Frequently Asked Questions:
Do Kettlebell Swings Work Abs?
- Kettlebell swings work the abs to stabilize the spine throughout the movement and resist hyperextension at lockout.
Do Kettlebell Swings Work Biceps?
- Kettlebell swings do not usually work the biceps. If you are flexing your elbows to swing the kettlebell up then yes, the biceps will be working, however, in most cases, you want to keep your arms locked.
Lyons, B., Mayo, J., Tucker, S., Wax, B. and Hendrix, R. (2017) ‘Electromyographical Comparison of Muscles Activation Patterns Across Three Commonly Performed Kettlebell Exercises’ Journal of Strength and Conditioning Research, 31(9), pp.2363-2370.
McGill, S. and Marshall, L. (2012) ‘Kettlebell Swing, Snatch, and Bottoms-Up Carry: Back and Hip Muscle Activation, Motion and Lower Back Loads’ Journal of Strength and Conditioning Research, 26(1), pp.16-27.
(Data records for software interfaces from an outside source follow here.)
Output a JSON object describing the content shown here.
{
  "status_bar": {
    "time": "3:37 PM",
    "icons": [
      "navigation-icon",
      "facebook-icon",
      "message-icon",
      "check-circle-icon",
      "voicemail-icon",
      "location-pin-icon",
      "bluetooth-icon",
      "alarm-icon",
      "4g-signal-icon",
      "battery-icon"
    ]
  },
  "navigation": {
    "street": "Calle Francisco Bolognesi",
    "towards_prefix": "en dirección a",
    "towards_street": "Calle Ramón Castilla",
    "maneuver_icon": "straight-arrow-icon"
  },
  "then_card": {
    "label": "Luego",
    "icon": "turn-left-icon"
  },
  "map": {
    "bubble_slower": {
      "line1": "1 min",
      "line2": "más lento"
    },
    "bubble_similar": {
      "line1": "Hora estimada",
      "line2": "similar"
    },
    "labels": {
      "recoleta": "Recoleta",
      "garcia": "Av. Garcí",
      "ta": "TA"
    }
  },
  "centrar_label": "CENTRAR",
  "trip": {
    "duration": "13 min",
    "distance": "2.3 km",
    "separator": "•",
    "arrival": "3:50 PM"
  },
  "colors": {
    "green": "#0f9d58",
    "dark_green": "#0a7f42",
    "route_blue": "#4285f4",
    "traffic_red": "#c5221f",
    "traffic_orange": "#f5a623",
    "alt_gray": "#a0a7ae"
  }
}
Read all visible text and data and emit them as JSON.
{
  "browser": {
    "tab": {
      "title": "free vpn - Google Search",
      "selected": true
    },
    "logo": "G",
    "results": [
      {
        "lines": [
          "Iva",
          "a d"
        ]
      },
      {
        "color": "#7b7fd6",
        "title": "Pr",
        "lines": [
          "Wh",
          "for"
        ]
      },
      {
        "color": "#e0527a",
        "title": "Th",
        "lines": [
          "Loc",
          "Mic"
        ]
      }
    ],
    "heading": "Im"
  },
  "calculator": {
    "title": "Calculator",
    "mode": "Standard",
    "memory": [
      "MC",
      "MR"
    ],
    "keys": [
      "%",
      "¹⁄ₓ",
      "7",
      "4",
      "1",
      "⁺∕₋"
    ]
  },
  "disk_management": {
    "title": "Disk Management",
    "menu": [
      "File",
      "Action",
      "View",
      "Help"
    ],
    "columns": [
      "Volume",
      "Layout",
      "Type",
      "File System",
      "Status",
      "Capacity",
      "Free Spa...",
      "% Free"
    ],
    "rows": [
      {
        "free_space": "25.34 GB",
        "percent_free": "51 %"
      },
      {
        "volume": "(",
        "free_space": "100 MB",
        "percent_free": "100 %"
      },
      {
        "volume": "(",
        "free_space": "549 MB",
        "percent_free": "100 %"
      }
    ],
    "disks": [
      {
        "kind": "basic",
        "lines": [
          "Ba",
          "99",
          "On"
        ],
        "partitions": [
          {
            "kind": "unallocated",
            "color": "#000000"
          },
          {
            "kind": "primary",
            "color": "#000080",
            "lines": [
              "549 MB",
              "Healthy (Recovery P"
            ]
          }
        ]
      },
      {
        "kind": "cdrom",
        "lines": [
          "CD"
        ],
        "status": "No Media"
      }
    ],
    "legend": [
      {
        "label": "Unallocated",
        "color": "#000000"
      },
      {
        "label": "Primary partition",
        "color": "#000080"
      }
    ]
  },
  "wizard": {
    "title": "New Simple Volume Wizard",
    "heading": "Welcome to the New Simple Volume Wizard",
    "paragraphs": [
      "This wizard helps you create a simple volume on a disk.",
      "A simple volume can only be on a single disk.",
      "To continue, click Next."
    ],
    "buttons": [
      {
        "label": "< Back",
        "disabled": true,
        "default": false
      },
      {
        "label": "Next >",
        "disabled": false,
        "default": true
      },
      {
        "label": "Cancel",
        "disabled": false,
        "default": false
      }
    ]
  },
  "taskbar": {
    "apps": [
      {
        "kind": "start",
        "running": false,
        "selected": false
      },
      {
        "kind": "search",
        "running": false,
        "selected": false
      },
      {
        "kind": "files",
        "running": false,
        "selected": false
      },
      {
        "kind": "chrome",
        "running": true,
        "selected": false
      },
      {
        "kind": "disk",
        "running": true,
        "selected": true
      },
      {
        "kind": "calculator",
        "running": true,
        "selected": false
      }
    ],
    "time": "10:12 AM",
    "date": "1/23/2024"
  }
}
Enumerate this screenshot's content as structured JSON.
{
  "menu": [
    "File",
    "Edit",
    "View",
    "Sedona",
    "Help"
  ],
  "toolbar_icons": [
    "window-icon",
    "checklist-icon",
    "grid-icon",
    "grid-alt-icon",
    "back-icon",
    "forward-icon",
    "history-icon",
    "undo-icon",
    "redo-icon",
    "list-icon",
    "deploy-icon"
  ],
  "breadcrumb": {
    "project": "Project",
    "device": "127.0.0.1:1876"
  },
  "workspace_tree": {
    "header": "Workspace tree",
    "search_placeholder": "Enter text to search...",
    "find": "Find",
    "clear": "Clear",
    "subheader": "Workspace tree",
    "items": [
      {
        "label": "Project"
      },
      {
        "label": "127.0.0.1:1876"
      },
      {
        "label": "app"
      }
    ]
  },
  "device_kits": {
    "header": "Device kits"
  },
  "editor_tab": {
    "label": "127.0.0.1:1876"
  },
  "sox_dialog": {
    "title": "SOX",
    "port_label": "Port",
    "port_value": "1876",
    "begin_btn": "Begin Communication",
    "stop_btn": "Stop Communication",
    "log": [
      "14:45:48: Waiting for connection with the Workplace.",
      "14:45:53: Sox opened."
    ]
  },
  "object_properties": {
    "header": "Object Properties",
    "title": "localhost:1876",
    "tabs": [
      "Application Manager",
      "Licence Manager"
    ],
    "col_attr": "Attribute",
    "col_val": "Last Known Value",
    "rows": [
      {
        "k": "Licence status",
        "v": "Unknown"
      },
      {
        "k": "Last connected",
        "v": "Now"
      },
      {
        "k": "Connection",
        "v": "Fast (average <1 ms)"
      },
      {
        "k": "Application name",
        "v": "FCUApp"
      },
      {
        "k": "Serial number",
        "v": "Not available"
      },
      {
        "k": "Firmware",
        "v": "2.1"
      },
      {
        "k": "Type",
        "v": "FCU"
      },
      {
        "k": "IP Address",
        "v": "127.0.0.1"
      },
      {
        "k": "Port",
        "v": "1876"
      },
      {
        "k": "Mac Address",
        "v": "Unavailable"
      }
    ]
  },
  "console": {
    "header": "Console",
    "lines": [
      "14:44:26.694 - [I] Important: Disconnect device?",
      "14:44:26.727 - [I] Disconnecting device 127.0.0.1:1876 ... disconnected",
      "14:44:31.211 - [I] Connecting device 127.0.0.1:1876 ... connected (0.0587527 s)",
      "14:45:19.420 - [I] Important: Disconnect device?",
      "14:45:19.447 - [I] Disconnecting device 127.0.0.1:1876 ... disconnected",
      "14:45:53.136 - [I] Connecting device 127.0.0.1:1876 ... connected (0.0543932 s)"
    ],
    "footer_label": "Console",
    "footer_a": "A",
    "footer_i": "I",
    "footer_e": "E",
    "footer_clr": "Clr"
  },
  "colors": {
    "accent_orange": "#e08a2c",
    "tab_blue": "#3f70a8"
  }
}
Van Gelder, L., Hoogenboom, B., Alonzo, B., Briggs, D. and Hatzel, B. (2015) ‘EMG Analysis and Sagittal Plane Kinematics of the Two-Handed and Single-Handed Kettlebell Swing: A Descriptive Study’ International Journal of Sports Physical Therapy, 10(6), pp.811-826.
Avi holds a Master's of Science degree in Exercise Science with a research focus on strength training and powerlifting. Avi has been the Head Coach for Team Canada Powerlifting since 2012 and is the Founder of PowerliftingTechnique.com, where he has written over 600 articles on strength training and sport performance. As an athlete, Avi achieved a bronze medal at the IPF World Bench Press Championships and holds a career-high bench press of 227.5kg raw and 300kg equipped.